**The problem:**
From the data below, copy out every line in which the word "Nueva" occurs.

**Source data:**
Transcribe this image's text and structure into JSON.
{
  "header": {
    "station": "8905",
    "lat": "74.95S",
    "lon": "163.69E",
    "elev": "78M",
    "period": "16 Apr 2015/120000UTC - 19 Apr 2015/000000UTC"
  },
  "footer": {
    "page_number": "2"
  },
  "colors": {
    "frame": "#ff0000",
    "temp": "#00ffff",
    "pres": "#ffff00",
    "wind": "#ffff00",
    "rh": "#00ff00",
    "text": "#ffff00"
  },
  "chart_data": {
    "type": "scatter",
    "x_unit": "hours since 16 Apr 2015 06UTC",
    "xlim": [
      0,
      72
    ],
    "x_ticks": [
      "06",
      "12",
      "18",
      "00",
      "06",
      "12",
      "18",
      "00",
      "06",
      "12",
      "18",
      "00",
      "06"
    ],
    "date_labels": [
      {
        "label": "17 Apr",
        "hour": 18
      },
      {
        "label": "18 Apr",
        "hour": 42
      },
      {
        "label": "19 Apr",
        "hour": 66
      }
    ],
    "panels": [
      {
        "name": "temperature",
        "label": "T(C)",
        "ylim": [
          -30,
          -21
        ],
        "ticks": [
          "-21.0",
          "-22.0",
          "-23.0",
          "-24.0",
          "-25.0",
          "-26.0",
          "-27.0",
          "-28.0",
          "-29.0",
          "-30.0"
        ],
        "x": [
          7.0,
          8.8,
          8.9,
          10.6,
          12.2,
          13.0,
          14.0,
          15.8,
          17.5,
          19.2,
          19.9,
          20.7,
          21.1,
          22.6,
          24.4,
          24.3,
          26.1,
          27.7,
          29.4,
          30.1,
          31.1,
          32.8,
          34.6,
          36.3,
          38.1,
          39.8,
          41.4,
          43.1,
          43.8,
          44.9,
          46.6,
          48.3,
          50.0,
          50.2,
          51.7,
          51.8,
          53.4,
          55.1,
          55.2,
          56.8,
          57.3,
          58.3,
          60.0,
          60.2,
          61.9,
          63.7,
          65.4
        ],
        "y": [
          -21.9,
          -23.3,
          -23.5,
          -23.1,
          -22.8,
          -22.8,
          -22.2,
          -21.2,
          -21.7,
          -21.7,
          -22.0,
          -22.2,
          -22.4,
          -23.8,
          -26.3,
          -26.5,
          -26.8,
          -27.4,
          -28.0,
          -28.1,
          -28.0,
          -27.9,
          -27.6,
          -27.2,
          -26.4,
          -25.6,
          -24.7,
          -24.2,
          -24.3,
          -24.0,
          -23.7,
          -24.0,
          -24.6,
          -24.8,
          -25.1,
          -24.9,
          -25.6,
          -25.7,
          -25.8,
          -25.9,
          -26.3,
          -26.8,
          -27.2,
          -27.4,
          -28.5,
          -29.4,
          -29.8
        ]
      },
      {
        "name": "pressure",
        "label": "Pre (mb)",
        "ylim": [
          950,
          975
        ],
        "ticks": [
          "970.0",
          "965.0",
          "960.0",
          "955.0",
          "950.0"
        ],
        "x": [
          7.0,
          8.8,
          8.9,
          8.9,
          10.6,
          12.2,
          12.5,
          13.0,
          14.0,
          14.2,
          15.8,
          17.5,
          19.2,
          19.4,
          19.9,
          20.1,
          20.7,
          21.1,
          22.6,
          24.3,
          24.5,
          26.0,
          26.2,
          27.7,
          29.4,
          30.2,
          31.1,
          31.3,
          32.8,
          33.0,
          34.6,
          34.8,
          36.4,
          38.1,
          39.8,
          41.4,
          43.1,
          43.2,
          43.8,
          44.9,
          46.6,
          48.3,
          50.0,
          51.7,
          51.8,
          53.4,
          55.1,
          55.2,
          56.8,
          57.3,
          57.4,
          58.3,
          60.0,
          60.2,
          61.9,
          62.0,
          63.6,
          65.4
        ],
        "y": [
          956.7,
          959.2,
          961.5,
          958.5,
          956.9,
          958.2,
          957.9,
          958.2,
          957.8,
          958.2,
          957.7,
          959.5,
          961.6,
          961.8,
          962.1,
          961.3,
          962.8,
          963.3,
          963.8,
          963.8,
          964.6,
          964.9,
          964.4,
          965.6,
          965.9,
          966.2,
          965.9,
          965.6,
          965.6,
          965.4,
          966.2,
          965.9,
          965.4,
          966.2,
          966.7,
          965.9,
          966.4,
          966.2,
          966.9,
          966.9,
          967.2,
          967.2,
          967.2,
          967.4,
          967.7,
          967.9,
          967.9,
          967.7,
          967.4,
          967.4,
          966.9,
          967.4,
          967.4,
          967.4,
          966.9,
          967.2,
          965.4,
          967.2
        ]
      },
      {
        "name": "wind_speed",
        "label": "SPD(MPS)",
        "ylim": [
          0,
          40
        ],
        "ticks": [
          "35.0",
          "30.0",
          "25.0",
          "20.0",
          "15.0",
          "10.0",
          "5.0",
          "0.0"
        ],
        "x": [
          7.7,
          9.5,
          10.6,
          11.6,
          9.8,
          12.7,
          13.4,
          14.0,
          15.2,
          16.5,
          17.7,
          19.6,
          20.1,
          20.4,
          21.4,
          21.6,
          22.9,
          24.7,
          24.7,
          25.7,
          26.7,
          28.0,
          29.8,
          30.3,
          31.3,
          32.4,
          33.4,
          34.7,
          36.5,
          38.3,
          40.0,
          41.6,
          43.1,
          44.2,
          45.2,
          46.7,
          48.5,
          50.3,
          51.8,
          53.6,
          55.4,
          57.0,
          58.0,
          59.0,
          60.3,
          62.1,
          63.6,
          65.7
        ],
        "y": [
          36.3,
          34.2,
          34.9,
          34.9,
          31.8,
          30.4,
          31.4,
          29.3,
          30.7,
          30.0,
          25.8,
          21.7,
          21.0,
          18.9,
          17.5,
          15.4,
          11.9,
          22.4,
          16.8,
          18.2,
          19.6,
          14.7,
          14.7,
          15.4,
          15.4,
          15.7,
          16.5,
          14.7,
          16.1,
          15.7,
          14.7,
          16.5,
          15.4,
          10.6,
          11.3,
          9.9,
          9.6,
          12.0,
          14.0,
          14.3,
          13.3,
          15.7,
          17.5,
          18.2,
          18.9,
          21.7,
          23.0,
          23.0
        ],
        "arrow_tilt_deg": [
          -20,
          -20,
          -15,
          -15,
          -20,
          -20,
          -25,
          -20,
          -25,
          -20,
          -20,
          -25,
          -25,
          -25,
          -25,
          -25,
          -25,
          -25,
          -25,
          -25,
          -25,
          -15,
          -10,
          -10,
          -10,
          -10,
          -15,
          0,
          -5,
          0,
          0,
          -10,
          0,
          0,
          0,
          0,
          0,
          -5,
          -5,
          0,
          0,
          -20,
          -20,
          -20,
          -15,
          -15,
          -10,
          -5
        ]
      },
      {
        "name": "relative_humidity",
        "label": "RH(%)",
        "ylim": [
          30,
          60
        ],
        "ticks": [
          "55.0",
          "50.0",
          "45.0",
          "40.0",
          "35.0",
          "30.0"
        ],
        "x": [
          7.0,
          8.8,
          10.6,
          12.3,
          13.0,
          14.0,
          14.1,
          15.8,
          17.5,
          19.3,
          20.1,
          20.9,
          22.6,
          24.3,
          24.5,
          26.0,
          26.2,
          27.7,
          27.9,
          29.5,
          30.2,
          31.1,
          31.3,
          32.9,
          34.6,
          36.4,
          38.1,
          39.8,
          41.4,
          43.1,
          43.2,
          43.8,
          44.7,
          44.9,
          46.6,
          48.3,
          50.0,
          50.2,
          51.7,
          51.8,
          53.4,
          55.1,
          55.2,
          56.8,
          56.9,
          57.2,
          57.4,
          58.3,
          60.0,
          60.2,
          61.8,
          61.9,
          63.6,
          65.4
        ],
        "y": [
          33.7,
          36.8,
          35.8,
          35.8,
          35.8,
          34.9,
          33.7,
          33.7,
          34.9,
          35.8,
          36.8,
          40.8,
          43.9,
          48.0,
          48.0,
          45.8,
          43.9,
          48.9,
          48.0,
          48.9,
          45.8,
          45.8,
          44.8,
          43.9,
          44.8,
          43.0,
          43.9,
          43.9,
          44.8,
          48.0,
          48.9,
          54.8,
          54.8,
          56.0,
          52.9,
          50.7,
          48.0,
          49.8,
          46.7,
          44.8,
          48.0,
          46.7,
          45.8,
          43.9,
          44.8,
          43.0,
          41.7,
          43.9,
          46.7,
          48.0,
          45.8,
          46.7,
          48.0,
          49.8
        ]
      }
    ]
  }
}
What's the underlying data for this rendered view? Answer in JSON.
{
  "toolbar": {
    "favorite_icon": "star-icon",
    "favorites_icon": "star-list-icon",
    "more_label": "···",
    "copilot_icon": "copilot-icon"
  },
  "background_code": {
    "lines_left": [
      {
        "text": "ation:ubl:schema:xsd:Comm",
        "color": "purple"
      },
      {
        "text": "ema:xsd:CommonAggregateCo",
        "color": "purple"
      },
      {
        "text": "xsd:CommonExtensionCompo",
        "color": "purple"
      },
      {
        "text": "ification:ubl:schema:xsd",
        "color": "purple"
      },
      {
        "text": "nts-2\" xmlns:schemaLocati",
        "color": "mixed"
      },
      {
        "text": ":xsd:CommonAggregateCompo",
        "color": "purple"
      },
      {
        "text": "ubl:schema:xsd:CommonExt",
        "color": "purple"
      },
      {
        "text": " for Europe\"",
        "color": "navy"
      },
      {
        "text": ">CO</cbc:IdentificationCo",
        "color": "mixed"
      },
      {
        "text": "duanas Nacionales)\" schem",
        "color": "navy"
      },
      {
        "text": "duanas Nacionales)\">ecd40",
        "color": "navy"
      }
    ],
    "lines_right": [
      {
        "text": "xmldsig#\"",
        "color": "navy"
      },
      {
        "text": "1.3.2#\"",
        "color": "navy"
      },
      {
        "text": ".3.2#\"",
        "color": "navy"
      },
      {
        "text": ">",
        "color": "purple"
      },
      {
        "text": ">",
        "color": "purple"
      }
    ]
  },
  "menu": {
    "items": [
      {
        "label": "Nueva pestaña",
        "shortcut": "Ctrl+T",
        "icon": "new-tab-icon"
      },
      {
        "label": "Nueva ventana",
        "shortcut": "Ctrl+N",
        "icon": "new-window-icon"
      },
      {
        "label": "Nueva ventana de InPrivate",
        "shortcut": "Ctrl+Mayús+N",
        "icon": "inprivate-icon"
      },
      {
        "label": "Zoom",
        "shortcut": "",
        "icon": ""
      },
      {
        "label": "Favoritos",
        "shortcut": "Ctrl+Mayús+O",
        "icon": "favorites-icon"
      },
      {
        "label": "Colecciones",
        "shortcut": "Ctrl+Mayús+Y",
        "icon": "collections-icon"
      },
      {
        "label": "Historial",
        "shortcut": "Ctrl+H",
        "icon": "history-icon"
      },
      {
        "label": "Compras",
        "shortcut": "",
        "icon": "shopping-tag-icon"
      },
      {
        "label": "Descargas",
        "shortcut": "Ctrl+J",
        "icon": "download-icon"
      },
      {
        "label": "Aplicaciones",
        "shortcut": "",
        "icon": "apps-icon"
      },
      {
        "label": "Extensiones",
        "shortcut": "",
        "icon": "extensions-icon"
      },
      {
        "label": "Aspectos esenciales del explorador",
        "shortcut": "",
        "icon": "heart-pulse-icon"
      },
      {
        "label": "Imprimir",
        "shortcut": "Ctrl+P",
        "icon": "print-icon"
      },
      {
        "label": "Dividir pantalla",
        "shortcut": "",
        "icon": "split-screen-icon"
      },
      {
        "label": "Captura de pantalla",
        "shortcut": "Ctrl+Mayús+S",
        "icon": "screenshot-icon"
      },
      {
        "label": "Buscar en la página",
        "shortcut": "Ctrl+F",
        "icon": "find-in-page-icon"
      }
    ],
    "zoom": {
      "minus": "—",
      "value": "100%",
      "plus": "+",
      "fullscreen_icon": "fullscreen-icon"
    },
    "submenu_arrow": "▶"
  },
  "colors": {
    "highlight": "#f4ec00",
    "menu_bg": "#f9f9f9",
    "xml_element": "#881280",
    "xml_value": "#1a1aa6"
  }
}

**Solution:**
        "label": "Nueva pestaña",
        "label": "Nueva ventana",
        "label": "Nueva ventana de InPrivate",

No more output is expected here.